Elliot Jay Stocks

I really hate this type of thinking. There are plenty of design flaws with Google’s apps. I run my business on top of GMail and Google Calendar but I use Apple Mail & Calendar on my phone because Google’s versions perform so poorly. For me.

I think that is the key here — it’s not so much that Apple and Google have shifted, but users have more choices based on their own needs. So I believe it’s more a shift in the power user culture than anything.

And articles like this fail to recognize that because they are so single-track focused on proving their point.

For instance, Apple Music works perfect for my needs because I’m not a music junkie and I was super tired of Spotify playing the same ads over and over.

iCloud is simply amazing. I use a combination of it and Dropbox after Google Drive failed miserably deleting files all the time, creating conflicts, and not being easy to sync over slow connections.
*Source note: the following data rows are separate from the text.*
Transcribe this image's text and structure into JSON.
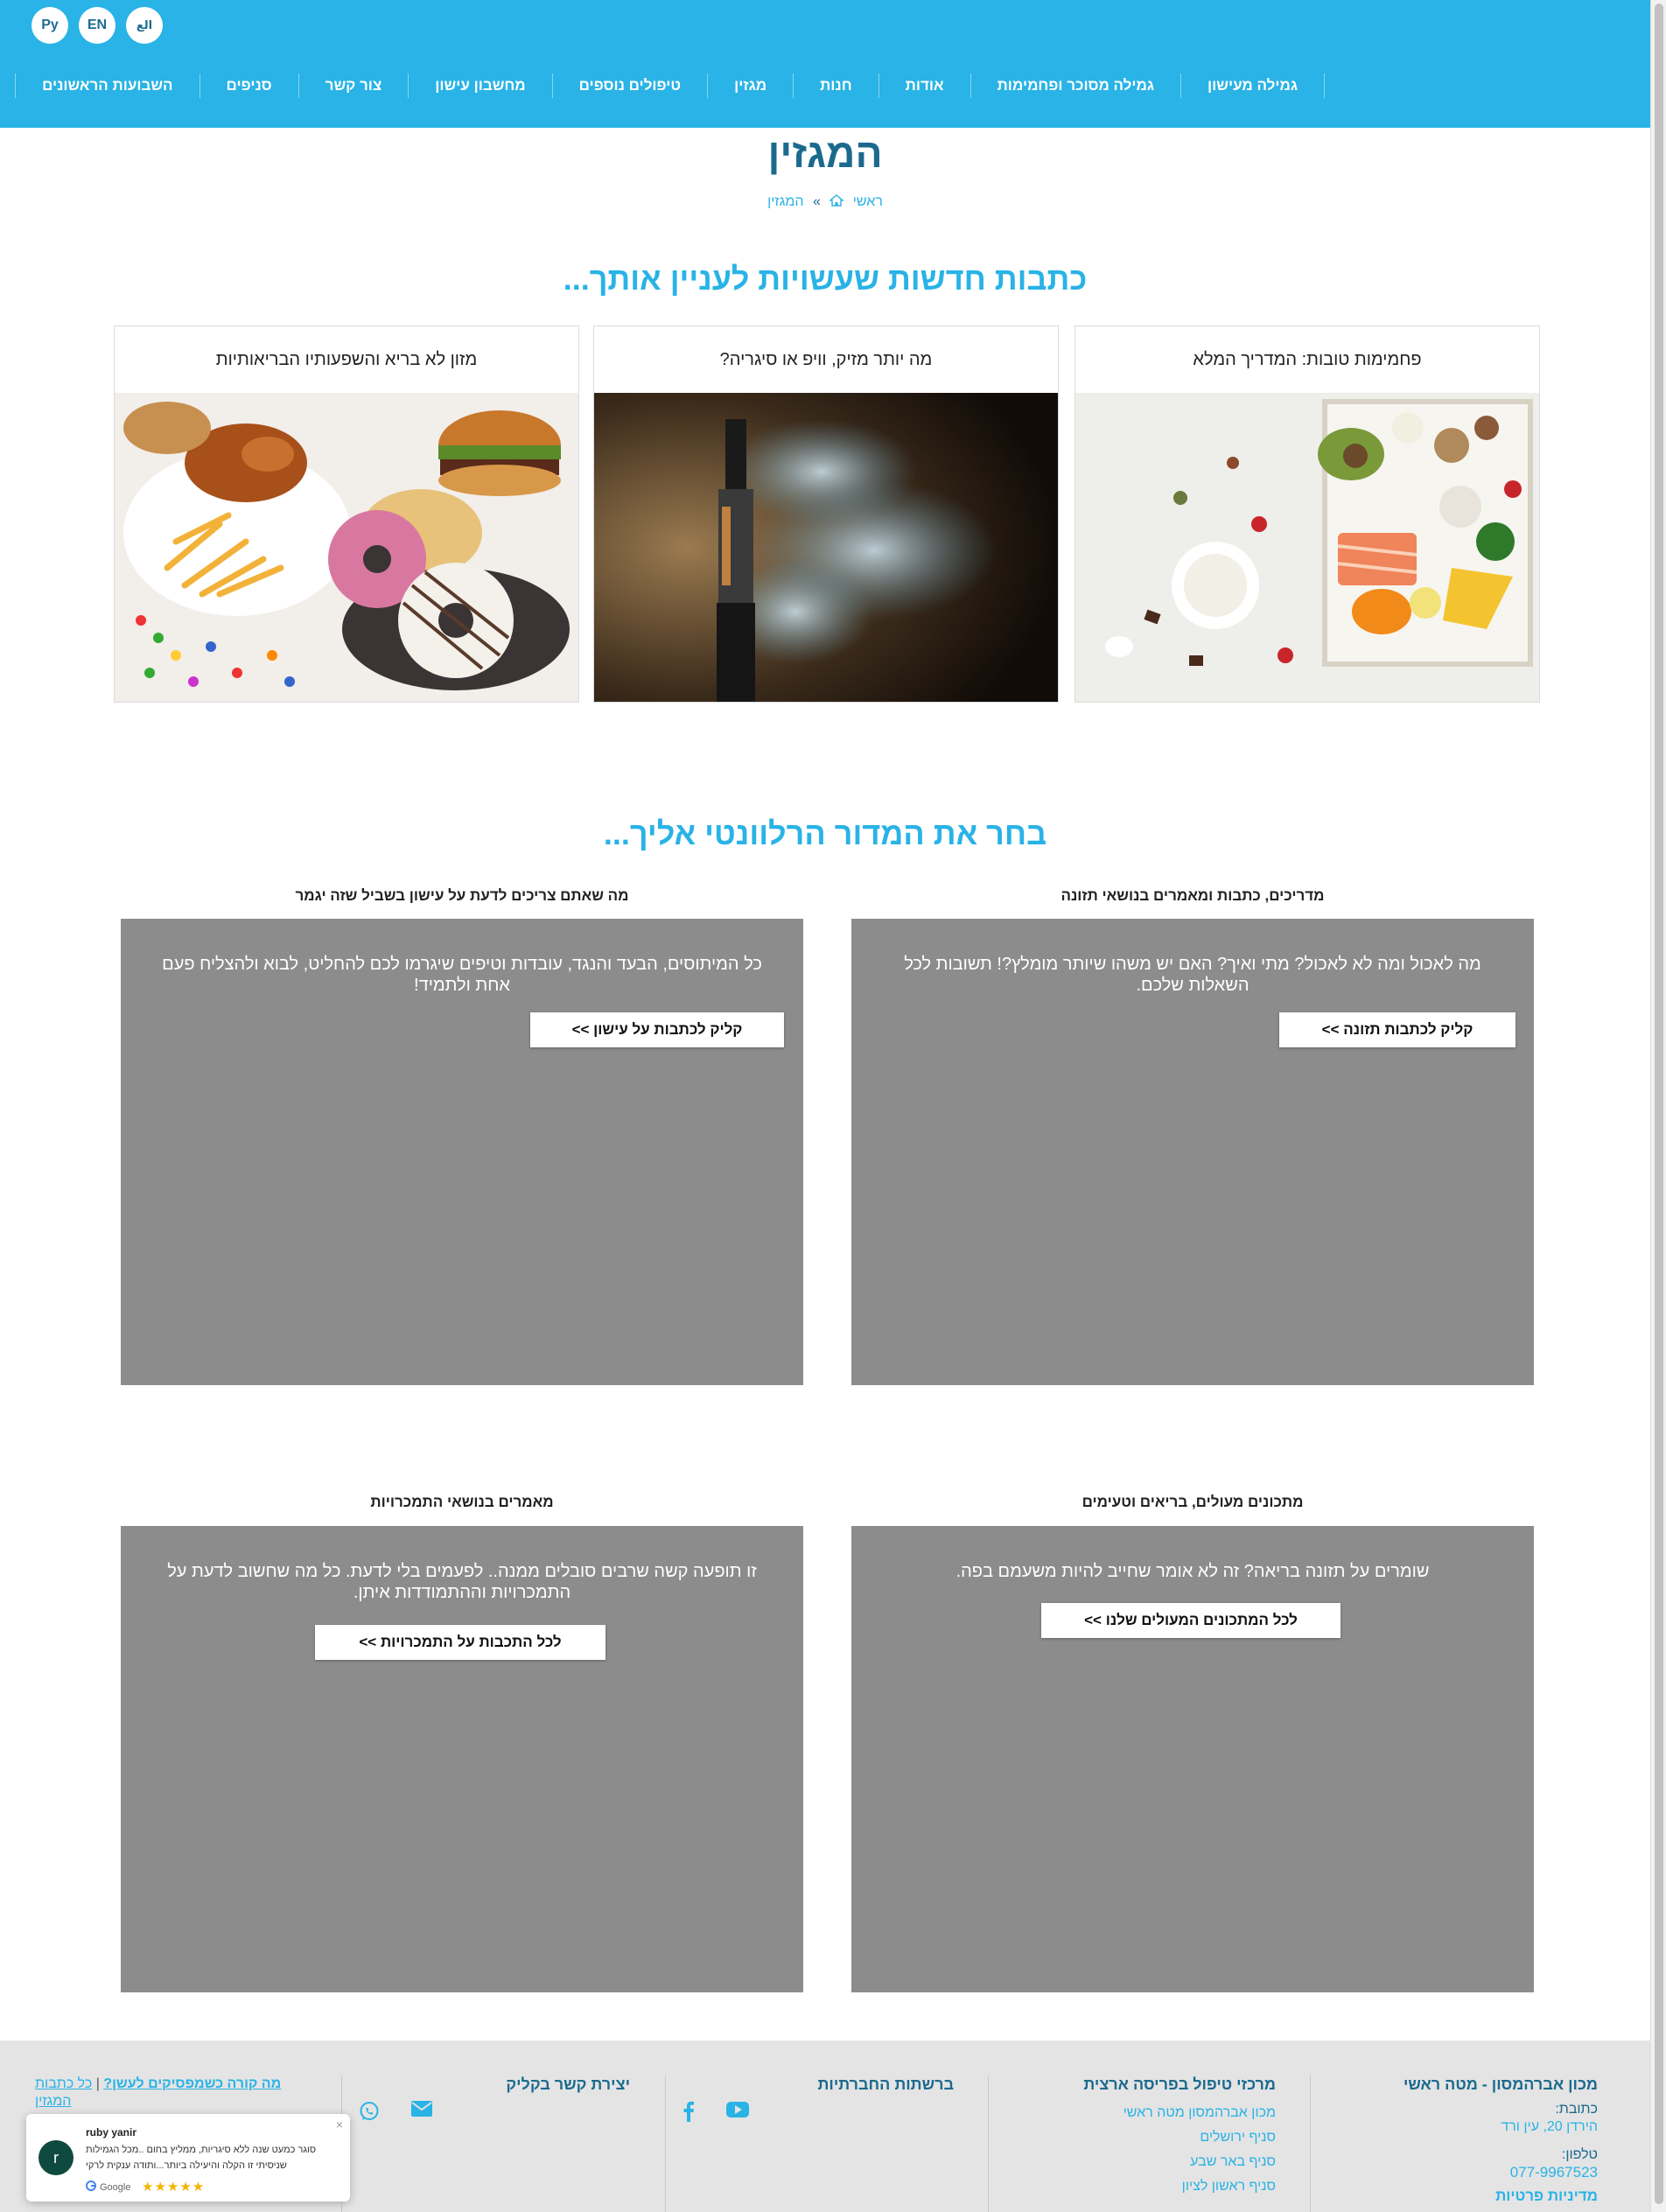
{
  "header": {
    "languages": [
      "Ру",
      "EN",
      "الع"
    ],
    "nav": [
      "גמילה מעישון",
      "גמילה מסוכר ופחמימות",
      "אודות",
      "חנות",
      "מגזין",
      "טיפולים נוספים",
      "מחשבון עישון",
      "צור קשר",
      "סניפים",
      "השבועות הראשונים"
    ]
  },
  "page": {
    "title": "המגזין",
    "breadcrumb": {
      "home": "ראשי",
      "separator": "»",
      "current": "המגזין"
    }
  },
  "latest": {
    "heading": "כתבות חדשות שעשויות לעניין אותך...",
    "articles": [
      {
        "title": "פחמימות טובות: המדריך המלא",
        "image": "healthy-food-photo"
      },
      {
        "title": "מה יותר מזיק, וויפ או סיגריה?",
        "image": "vape-smoke-photo"
      },
      {
        "title": "מזון לא בריא והשפעותיו הבריאותיות",
        "image": "junk-food-photo"
      }
    ]
  },
  "categories": {
    "heading": "בחר את המדור הרלוונטי אליך...",
    "items": [
      {
        "heading": "מדריכים, כתבות ומאמרים בנושאי תזונה",
        "desc": "מה לאכול ומה לא לאכול? מתי ואיך? האם יש משהו שיותר מומלץ?! תשובות לכל השאלות שלכם.",
        "button": "קליק לכתבות תזונה >>"
      },
      {
        "heading": "מה שאתם צריכים לדעת על עישון בשביל שזה יגמר",
        "desc": "כל המיתוסים, הבעד והנגד, עובדות וטיפים שיגרמו לכם להחליט, לבוא ולהצליח פעם אחת ולתמיד!",
        "button": "קליק לכתבות על עישון >>"
      },
      {
        "heading": "מתכונים מעולים, בריאים וטעימים",
        "desc": "שומרים על תזונה בריאה? זה לא אומר שחייב להיות משעמם בפה.",
        "button": "לכל המתכונים המעולים שלנו >>"
      },
      {
        "heading": "מאמרים בנושאי התמכרויות",
        "desc": "זו תופעה קשה שרבים סובלים ממנה.. לפעמים בלי לדעת. כל מה שחשוב לדעת על התמכרויות וההתמודדות איתן.",
        "button": "לכל התכבות על התמכרויות >>"
      }
    ]
  },
  "footer": {
    "main_office": {
      "heading": "מכון אברהמסון - מטה ראשי",
      "address_label": "כתובת:",
      "address": "הירדן 20, עין ורד",
      "phone_label": "טלפון:",
      "phone": "077-9967523",
      "privacy": "מדיניות פרטיות"
    },
    "centers": {
      "heading": "מרכזי טיפול בפריסה ארצית",
      "links": [
        "מכון אברהמסון מטה ראשי",
        "סניף ירושלים",
        "סניף באר שבע",
        "סניף ראשון לציון"
      ]
    },
    "social": {
      "heading": "ברשתות החברתיות",
      "icons": [
        "youtube-icon",
        "facebook-icon"
      ]
    },
    "contact": {
      "heading": "יצירת קשר בקליק",
      "icons": [
        "email-icon",
        "whatsapp-icon"
      ]
    },
    "links": {
      "text1": "מה קורה כשמפסיקים לעשן?",
      "divider": "|",
      "text2": "כל כתבות המגזין"
    }
  },
  "review_widget": {
    "avatar_letter": "r",
    "name": "ruby yanir",
    "text": "סוגר כמעט שנה ללא סיגריות, ממליץ בחום ..מכל הגמילות שניסיתי זו הקלה והיעילה ביותר...ותודה ענקית לרקי",
    "source": "Google",
    "stars": "★★★★★",
    "close": "×"
  },
  "colors": {
    "brand": "#29b3e6",
    "title": "#1b6a8e",
    "category_box": "#8c8c8c",
    "footer_bg": "#e4e4e4"
  }
}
More than ever I’m able to keep all my devices in sync. I just had a presentation that I was editing on my iPhone and then was able to pick it up on my Mac. This is pretty simple, I know, but Keynote blows the water out of anything Google has created.


Because Apple knows its audience. And it doesn’t cater to everyone. Lucky for me I am at the core of that audience.

As for the hardware. I will say that there are NOT near as many bugs as there used to be. And the hardware itself is super chic and just awesome to feel. I use a MacBook Pro I purchased 6 years ago that I have modded out to handle space and memory needs. But everytime I get the device out, it feels amazing and is still a great computer.

The same with my iPhone and iPad. I’ve had them for years now and the product has held up tremendously.

Compare that to all my friends with Google devices. They have major pink lines running down the screens from dropping. They are routinely sending 3–4 of the same messages to everyone because their software is clunky. And they still can’t read or send long texts which makes connecting a bit of a pain.

But they love their device overall. Because it meets their needs.

I believe the greatest single shift in our culture in terms of personal computer technology is the fact people are able to have a growing number of reliable options. And this represents the User-Requirements shift more than the Apple-Google shift.